TOKYO (Reuters) - Japan’s wholesale prices fell at the fastest annual pace in nearly four years in May, data showed on Wednesday, as the coronavirus pandemic hit business activity and weighed on global demand for commodities.
While a rebound in oil costs may put a floor on prices in coming months, wholesale inflation will remain under pressure from the damage wrought by the pandemic, analysts say.
“The outlook for the global economy is improving somewhat and that’s leading to a rebound in commodities costs, which could underpin wholesale prices ahead,” Ichiro Muto, head of the Bank of Japan’s price statistics division, told reporters.
“But the scars of the pandemic will remain for some time, despite the lifting of nationwide lockdown measures,” he said.
The corporate goods price index (CGPI), which measures the price companies charge each other for their goods and services, slumped 2.7% in May from a year earlier, worse than a median market forecast for a 2.4% drop, BOJ data showed on Wednesday.
It was the biggest decline since October 2016 and followed a 2.4% drop in April, with the drop blamed largely on sluggish oil costs, the data showed.
Prices of steel goods continued to slump as the pandemic led to suspensions of construction work and manufacturing plants.
Some food products, such as eggs, also saw prices as cake and pastry shops were forced to close due to lockdown measures, the data showed.
Japan’s economy slipped into recession and is set to suffer a more than 20% annualised contraction in the current quarter, after the government in April urged citizens to stay home and businesses to close.

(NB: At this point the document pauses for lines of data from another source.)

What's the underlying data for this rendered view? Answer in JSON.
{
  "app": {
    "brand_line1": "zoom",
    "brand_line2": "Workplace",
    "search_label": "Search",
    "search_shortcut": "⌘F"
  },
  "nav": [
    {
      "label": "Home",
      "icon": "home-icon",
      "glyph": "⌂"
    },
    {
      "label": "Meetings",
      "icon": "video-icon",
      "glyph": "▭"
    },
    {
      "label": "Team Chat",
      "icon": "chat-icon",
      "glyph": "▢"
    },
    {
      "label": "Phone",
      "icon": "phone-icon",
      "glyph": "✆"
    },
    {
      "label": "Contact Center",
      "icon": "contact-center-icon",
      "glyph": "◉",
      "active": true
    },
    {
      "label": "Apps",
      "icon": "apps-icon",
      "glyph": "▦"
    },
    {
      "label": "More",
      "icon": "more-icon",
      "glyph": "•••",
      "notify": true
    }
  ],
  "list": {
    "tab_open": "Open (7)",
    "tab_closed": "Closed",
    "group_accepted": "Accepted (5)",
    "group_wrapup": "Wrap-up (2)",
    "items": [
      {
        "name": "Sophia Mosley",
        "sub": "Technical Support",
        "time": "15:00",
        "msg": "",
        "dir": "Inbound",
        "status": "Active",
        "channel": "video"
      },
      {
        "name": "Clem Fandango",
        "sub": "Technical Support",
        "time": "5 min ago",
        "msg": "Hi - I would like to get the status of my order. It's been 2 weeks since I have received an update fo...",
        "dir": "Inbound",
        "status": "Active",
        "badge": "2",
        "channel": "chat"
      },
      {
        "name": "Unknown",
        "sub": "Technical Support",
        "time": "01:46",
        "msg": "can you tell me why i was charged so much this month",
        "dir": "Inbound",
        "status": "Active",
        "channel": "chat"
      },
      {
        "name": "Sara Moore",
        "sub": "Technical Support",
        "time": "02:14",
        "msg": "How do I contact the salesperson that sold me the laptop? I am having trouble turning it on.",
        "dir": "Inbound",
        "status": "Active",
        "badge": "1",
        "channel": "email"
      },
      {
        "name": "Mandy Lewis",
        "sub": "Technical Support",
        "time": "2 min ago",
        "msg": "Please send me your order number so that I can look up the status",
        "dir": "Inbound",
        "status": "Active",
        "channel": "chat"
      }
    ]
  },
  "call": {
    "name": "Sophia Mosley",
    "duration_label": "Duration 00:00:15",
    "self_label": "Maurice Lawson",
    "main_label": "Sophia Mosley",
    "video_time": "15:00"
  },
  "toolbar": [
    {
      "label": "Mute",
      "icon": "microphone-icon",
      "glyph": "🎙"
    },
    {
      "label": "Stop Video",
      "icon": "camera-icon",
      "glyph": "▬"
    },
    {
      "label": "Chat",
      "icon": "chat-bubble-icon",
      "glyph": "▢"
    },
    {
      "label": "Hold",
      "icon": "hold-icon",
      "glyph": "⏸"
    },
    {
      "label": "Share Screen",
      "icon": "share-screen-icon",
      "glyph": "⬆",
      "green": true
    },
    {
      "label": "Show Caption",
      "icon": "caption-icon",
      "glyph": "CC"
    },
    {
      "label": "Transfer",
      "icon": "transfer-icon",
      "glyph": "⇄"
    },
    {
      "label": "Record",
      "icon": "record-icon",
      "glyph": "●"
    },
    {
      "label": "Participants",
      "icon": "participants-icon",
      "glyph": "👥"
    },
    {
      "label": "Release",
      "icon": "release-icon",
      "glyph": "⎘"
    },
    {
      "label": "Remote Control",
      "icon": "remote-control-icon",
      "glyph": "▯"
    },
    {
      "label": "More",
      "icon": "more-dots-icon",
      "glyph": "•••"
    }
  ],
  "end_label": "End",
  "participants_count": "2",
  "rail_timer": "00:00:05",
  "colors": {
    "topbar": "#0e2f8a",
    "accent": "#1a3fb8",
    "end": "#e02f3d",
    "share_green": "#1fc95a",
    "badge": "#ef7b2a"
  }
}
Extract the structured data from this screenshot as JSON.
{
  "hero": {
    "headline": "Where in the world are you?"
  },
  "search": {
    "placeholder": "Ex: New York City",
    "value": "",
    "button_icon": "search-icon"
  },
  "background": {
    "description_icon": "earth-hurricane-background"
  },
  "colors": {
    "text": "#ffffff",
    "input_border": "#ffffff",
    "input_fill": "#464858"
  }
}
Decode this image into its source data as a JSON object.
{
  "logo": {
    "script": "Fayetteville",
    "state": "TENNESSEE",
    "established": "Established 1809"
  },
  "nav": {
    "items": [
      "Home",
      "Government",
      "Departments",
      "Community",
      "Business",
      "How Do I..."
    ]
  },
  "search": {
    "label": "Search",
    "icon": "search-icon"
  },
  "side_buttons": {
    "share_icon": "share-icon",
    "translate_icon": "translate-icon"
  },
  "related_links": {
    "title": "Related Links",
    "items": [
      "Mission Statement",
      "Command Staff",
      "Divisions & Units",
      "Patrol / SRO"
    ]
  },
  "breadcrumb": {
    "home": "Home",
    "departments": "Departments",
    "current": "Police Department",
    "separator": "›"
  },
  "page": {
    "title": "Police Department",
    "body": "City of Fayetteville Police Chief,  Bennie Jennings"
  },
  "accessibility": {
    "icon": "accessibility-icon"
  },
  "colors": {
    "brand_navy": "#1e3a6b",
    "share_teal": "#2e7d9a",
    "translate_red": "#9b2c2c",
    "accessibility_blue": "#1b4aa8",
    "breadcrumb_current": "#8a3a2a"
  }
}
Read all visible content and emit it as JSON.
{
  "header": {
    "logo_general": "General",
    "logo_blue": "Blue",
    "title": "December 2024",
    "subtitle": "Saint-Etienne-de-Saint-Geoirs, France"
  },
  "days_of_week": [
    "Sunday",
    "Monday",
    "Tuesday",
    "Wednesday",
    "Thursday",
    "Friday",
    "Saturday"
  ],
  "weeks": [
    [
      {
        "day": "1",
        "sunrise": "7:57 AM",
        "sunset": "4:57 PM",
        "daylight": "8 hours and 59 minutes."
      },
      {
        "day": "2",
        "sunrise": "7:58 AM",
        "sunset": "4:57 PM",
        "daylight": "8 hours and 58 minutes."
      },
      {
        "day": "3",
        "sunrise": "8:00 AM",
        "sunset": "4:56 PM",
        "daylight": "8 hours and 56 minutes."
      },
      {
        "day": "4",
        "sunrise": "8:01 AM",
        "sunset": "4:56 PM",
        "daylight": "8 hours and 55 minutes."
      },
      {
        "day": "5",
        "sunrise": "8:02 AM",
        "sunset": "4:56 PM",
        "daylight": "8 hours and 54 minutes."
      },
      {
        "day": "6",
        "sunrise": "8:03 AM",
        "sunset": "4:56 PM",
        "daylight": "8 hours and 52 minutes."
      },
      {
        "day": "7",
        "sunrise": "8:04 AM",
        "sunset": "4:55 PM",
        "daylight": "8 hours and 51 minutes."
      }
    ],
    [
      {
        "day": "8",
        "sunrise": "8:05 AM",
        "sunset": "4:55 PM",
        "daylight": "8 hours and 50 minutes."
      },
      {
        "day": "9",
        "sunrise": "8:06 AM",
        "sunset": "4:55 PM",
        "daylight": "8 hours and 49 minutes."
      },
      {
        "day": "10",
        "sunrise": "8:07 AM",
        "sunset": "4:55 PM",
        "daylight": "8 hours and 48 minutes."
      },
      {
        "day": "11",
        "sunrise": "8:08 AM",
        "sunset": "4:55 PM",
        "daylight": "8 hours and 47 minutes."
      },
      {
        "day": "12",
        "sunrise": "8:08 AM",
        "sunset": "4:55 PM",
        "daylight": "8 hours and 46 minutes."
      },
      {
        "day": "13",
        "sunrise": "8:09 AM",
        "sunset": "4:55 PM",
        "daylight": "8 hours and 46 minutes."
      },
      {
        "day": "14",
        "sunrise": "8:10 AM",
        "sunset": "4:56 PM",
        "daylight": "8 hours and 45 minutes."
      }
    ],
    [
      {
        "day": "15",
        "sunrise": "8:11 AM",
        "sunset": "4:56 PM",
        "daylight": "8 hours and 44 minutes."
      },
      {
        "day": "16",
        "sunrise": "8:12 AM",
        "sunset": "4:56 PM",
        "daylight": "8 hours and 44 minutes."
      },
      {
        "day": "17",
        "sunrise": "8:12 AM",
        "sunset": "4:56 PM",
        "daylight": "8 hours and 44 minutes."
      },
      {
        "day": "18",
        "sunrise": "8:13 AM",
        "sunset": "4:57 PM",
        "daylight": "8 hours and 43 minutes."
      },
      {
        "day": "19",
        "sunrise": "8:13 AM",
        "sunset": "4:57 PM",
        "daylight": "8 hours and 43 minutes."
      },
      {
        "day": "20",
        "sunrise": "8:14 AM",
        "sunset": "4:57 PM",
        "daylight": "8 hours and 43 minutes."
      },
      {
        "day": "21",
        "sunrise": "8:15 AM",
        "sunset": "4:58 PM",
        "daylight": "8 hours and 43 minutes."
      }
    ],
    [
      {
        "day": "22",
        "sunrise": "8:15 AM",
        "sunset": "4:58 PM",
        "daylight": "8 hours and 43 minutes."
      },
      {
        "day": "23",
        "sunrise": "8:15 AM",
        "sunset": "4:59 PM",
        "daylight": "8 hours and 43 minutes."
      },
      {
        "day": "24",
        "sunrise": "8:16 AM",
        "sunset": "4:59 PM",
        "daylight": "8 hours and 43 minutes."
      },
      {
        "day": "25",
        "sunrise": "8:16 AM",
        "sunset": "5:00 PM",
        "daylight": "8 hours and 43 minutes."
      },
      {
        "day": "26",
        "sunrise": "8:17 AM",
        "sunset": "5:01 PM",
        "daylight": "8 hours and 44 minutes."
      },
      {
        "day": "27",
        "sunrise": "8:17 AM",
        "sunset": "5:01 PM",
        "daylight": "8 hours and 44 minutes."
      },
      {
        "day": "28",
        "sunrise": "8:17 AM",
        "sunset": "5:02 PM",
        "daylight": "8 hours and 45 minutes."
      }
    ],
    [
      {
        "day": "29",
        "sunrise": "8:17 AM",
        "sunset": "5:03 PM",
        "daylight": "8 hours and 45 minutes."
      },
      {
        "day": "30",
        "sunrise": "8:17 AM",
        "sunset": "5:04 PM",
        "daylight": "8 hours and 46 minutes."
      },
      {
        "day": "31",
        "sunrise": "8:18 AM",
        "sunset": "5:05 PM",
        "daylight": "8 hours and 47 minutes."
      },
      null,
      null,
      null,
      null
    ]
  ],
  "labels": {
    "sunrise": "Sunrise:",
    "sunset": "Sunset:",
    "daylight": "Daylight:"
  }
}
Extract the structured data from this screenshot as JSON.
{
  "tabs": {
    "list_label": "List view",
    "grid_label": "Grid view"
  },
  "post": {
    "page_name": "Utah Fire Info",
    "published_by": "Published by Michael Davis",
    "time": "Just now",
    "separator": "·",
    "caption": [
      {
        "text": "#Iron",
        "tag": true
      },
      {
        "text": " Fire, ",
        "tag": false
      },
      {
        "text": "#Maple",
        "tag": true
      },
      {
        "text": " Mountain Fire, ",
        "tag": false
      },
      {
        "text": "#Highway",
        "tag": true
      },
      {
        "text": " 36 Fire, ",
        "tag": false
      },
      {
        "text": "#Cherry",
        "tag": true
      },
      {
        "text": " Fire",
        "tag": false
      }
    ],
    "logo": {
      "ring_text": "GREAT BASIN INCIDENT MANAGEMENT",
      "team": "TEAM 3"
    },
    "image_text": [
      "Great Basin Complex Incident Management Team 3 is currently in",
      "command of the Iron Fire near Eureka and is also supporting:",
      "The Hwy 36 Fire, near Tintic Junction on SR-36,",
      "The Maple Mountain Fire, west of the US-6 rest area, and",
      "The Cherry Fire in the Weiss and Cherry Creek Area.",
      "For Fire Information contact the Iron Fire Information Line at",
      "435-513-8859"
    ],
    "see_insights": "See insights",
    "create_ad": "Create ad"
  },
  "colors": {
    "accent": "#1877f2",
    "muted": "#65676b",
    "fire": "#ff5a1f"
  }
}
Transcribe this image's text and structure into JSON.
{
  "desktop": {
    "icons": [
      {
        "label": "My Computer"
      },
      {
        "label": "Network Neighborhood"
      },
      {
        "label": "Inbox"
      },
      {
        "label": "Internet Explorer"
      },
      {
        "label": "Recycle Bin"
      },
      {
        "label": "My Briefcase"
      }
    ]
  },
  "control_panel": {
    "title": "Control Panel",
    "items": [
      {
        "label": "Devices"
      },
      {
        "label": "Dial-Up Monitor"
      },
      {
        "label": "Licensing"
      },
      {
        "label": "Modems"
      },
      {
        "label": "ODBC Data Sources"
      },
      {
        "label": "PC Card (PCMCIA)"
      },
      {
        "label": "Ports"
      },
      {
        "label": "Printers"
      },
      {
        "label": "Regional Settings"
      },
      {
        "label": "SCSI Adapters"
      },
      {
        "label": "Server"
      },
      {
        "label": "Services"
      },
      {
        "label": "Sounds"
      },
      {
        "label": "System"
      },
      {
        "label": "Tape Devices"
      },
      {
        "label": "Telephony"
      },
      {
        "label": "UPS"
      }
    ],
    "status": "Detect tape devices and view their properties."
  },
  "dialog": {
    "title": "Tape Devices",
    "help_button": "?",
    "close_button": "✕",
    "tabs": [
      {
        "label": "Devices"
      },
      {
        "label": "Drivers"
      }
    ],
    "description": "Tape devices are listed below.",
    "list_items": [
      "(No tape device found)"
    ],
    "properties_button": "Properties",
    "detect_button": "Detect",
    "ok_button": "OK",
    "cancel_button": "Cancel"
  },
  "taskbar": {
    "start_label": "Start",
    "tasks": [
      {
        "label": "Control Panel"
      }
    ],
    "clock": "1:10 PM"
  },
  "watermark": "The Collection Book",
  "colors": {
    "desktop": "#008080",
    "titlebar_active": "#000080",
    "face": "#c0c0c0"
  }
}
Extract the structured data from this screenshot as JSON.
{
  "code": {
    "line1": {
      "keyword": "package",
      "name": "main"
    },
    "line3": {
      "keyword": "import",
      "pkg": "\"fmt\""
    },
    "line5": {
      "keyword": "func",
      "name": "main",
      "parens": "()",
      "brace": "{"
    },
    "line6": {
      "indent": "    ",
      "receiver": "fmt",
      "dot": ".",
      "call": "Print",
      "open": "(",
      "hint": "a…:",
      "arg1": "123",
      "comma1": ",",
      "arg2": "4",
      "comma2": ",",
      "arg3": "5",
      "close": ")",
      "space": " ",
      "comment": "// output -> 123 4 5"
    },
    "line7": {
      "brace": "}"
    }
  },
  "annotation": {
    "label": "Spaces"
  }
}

Although the state of emergency was lifted in late May, analysts expect the economy to recover only moderately in the face of the pandemic’s sweeping global impact.
Reporting by Leika Kihara; Editing by Sam Holmes